Data records
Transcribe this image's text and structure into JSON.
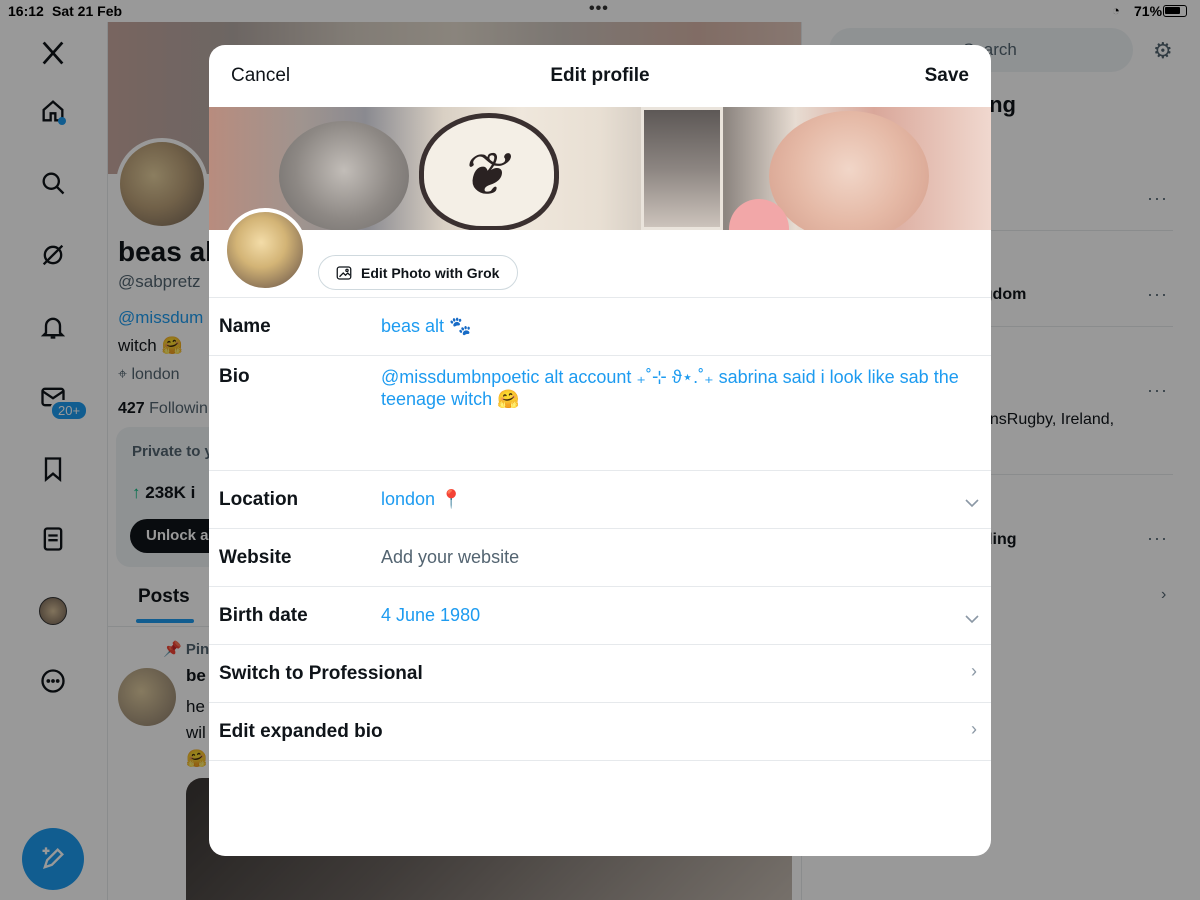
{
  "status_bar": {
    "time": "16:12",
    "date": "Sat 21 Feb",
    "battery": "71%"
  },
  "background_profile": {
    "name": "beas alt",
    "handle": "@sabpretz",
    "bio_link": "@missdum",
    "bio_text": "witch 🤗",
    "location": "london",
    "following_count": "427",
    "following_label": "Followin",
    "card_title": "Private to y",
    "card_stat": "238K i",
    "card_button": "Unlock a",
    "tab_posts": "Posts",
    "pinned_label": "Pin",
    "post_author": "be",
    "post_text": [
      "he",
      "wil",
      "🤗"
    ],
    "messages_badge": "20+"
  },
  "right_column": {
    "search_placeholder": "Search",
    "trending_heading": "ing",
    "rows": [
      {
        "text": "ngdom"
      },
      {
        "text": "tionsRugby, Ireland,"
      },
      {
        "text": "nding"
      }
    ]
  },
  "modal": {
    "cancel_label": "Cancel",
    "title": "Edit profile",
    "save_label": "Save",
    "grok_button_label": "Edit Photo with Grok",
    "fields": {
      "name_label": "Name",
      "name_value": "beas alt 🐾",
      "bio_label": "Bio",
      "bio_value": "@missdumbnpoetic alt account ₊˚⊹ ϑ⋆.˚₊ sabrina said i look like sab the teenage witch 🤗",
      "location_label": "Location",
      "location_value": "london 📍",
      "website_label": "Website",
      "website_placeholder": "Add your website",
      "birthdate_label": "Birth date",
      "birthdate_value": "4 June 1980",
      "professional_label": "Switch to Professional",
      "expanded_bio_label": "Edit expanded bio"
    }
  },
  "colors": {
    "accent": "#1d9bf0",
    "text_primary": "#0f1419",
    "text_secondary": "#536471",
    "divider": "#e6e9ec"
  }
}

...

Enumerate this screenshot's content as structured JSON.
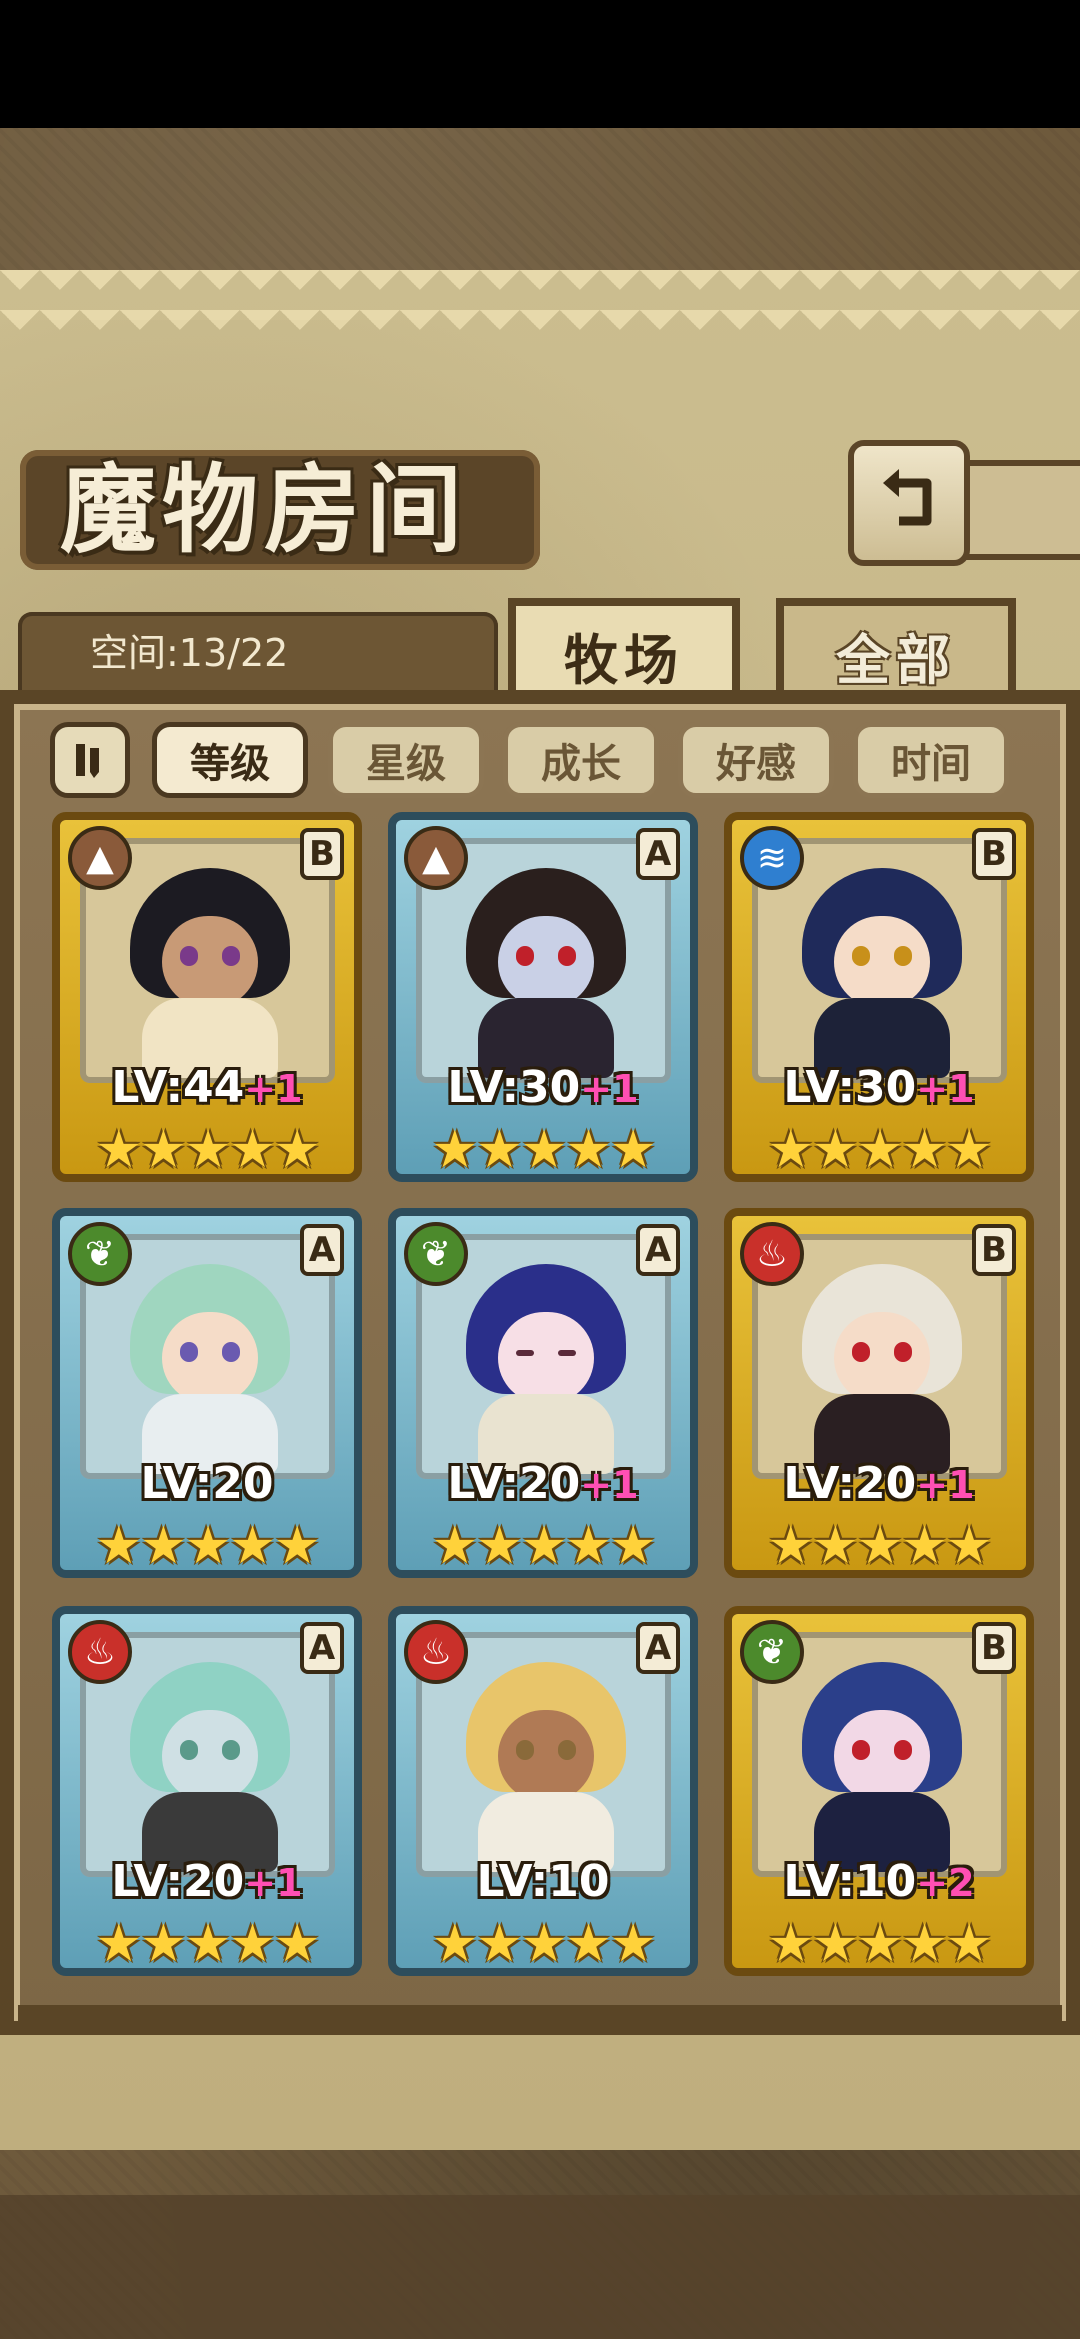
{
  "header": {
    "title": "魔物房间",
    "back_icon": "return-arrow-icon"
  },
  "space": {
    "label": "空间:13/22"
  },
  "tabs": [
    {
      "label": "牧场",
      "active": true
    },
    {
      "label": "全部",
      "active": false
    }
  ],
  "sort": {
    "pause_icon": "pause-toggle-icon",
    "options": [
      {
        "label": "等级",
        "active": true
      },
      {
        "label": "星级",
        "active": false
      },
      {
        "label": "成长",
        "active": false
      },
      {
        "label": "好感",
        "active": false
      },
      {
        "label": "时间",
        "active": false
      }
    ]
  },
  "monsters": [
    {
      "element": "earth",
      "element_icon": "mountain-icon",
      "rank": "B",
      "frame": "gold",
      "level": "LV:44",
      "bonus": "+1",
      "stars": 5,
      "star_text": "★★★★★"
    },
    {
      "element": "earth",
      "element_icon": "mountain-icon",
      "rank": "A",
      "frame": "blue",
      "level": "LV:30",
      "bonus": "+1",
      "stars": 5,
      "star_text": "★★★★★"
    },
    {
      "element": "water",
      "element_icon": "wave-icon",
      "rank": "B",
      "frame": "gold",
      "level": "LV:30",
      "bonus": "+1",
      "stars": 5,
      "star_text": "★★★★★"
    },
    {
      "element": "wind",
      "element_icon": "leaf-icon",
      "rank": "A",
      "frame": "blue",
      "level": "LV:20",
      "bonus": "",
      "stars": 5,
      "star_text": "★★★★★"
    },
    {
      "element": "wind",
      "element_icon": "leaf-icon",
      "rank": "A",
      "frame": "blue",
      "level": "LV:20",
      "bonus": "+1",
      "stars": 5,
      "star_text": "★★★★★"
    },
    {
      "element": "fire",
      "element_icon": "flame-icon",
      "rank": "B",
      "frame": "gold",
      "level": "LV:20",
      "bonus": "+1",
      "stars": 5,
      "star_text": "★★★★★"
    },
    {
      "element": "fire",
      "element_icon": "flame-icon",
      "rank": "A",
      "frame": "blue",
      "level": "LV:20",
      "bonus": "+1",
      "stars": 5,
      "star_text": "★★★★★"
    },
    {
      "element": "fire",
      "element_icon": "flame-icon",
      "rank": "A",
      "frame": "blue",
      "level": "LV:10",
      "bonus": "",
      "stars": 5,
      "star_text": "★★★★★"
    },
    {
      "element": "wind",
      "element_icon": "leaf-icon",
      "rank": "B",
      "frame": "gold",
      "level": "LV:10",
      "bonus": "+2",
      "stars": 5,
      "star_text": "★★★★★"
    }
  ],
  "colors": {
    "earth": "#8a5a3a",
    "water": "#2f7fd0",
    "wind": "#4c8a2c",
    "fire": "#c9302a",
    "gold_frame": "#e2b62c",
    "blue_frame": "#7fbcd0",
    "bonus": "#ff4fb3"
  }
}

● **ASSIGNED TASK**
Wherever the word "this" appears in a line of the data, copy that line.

● **TASK OUTPUT**
Transcribe this image's text and structure into JSON.
Enumerate this screenshot's content as structured JSON.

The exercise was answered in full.